Windhoek, Namibia

Travelogue Namibia 6: Windhoek


2 October 2021

Very quickly not used to early mornings and waking up to alarms, it was a necessary evil in order to get our Covid PCR tests done in time to get the results before our flight out the next day. Deemed mandatory for us to get home again, the labs would take anywhere between 6 and 48 hours to produce results – depending on what you’re prepared to pay. With Namibian towns being as spread out as they are, and the nearest testing station to our camp at Okaukuejo being 3 hours away (and in the wrong direction), we reasoned that it made sense to get up a bit earlier and get to Windhoek in time for the 14 hour one, at the R900 per person rate.

We kept to time, bidding final farewells to the watering hole and its exhibitionist wildlife residents just after 07h00, and still had time for a buffet breakfast (and the now-obligatory tyre check) before departing at 07h30.

It was tar road all the way, so the 4 hour estimate was accurate, and allowed for a leg-stretch midway.

We had booked our Covid tests at a “roadblock” station and, not sure exactly what we were looking for, we were fortunate that the little pop-up shop in a shipping container was both exactly where we expected it to be on our online map and adjacent to a matching pop-up Police station with loads of signage or we might have blinked and missed it.

Despite having completed the laborious online booking forms, the attendant was not expecting us. It didn’t matter though, there was no queue and so a quick clipboard and form later, he was poking swabs up noses and down throats, as per preference.

30km later we arrived at the APS Guesthouse on Robert Mugabe Avenue in Windhoek. We had lovely big en suite rooms… Not that we needed them for much since we left almost immediately.

We walked to the Heinitzberg Castle, a beautiful old building from the turn of the last century. Count von Schwerin had built the elegant castle in 1914 for his fiancee, Margarethe von Heinitz, and it would serve as a great location for our welcome drink, with its panoramic views over Windhoek and its old-world charm.

Our next stop was quite the opposite; a very down-to-earth locals’ pub called Andy’s, where we had to line the stomach with the chips platter with its thick cheesy, garlic and bacon bits sauce. 

Our highlight for the day was a trip to Joe’s Beerhouse, which by all accounts was a ‘must do’ when in Windhoek, for its combination of bric-a-brac decor and delicious menu. Inspired by both German and Namibian influences, the secret sauce in the menu was traditional favourites with a twist, like the Eisbein burger (that Michele had), the game lasagne (that Chris had) and the Oryx schnitzel (that I had, obviously). With great service and a very relaxed atmosphere, it was easy to pass more than a couple of hours relaxing at our table in the gardens. 

It started getting a little chilly in the evening, so we headed back to our guesthouse, which had a lovely pool deck and some very exuberant guests who kept us entertained as we shamelessly eavesdropped into their conversation.

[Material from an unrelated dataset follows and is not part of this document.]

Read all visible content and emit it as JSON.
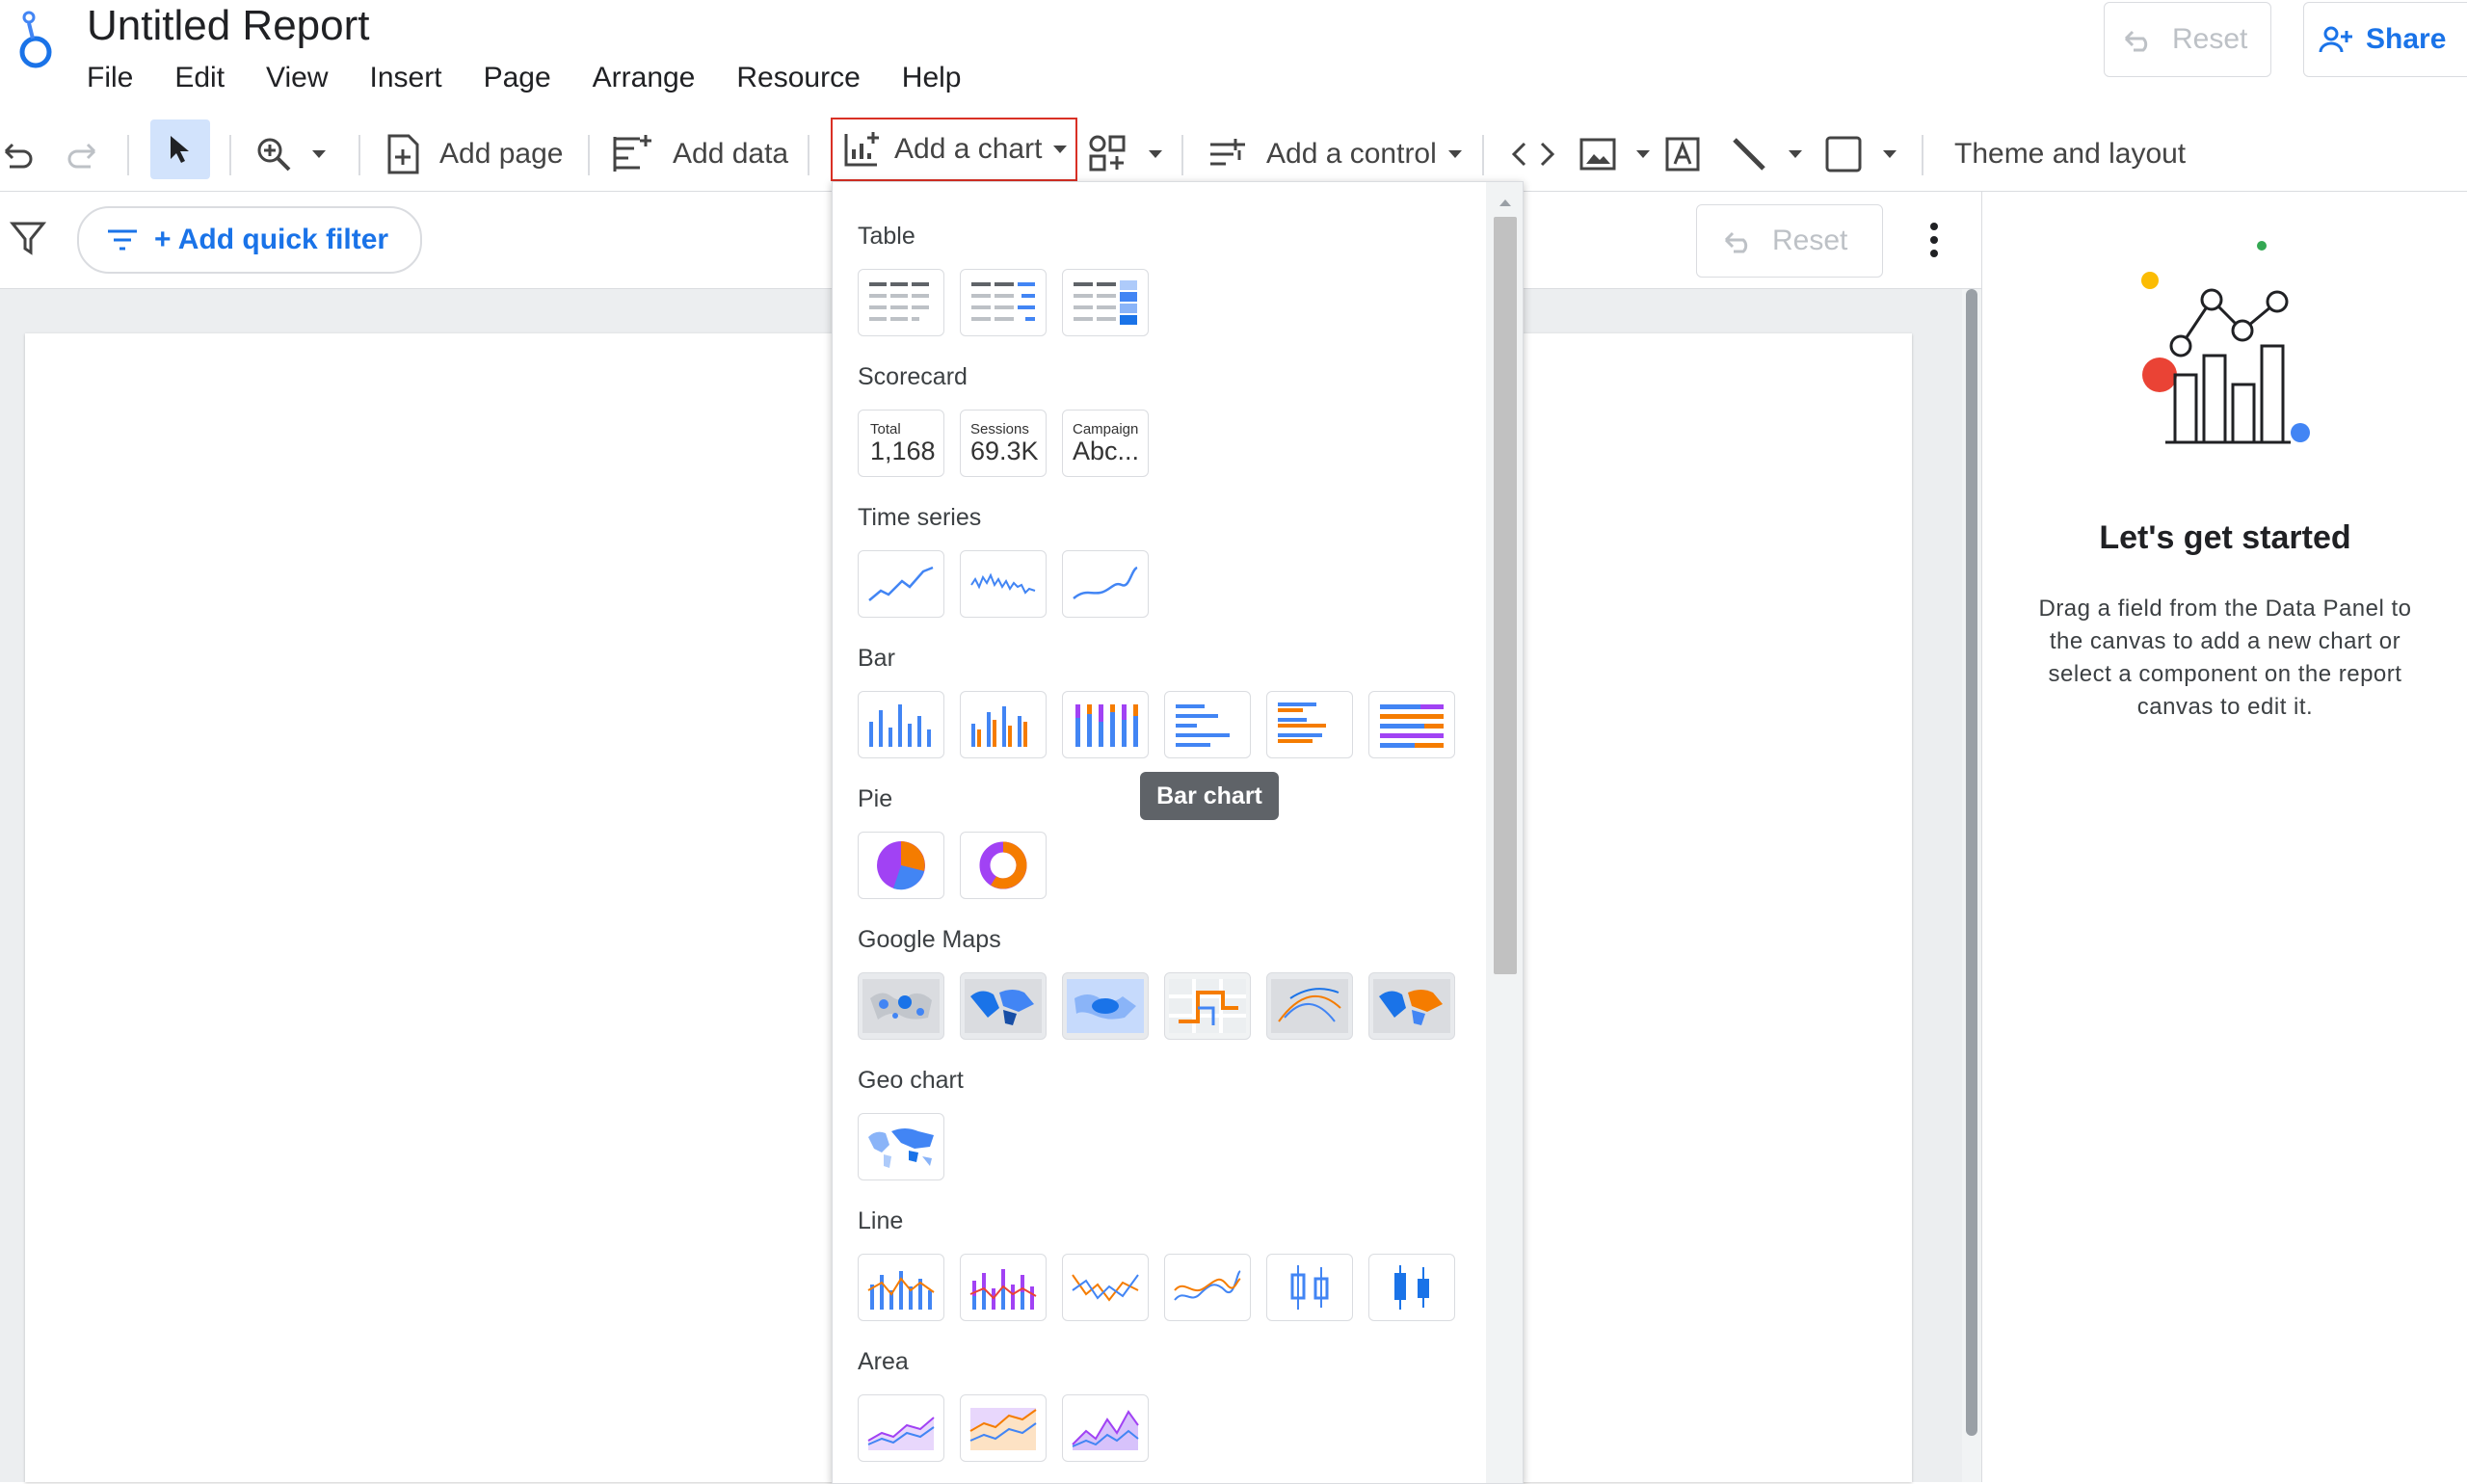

On our very last morning of what had been a very eventful week or so, we were able to sleep in a bit, and still get in a run before breakfast.

Having made no effort on the previous day, we felt it worthy to do a short circuit of some of the basic sights, that were fortunately all very easily accessible on the grid of landmark roads where we were staying.

We ran down Jan Jonker Street, named after a Namibian tribal leader from the 1800s, far enough to be able to cut across and back to our road to see the famous Christuskirche (built in 1896) and some monuments to Namibian government. A very easy 5km loop, nice and flat.

Breakfast was a treat with the a la carte menu offering both French Toast and Canadian Flapjack options, among others. With the long journey home ahead of us, we filled our boots to see us home.